First, books or direct experience may play different roles when people of different age are engaged in learning. When teenagers begin to get their education, for example, they don't have much experience on anything, including pure ideas, concepts, abstract social skills and so on, they are just like a piece of blank paper to be drawn, a barren land to be cultivated.

Thus at this moment it is no doubt that books provide more abundant and luxuriant knowledge for them to begin with their knowledge mansion's construction. Nevertheless, to adults, old educated people in particular, who already have a large amount of books knowledge and varieties of life experience as well, their profuse experience is a much more voluminous database which they are more likely to turn for when they meet a particular problem. And they may usually find a more effective way out to the problem than they turn for pure theories in books -- obviously, only knowing theory is far from solving a practical problem.
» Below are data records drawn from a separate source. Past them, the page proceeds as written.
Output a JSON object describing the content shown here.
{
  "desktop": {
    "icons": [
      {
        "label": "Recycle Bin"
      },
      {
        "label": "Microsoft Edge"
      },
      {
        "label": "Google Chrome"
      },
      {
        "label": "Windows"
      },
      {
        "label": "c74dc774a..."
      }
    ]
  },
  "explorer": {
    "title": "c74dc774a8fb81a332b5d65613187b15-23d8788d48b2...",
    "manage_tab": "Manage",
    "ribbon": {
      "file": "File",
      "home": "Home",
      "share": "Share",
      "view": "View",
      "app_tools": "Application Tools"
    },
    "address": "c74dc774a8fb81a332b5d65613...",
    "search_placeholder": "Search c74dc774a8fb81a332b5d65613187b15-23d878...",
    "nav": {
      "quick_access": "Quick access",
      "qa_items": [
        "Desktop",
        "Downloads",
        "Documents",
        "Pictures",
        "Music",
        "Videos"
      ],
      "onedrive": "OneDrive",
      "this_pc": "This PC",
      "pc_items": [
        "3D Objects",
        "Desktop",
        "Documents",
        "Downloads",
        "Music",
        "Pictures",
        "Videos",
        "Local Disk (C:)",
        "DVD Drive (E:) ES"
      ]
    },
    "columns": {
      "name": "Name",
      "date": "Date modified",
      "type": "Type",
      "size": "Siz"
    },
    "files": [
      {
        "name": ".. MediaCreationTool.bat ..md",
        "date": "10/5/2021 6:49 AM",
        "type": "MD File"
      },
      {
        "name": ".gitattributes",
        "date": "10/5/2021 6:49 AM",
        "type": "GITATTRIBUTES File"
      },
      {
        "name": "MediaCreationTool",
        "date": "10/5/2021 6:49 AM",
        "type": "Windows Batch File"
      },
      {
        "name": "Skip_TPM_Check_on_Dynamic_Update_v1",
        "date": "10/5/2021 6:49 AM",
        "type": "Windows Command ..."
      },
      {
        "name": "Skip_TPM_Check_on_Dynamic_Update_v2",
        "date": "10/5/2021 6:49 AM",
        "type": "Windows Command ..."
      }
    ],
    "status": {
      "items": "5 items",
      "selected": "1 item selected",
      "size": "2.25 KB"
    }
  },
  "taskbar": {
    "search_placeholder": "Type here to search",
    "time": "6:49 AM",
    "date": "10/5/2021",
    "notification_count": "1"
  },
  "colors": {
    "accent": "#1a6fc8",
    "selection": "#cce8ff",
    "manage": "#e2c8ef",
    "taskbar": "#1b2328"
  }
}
In short, knowledge in books is more useful for young people to systematically learning in the first period, but as their knowledge accumulating and experience increasing, the both are mostly combined together and form their special knowledge -- experience, which may be more...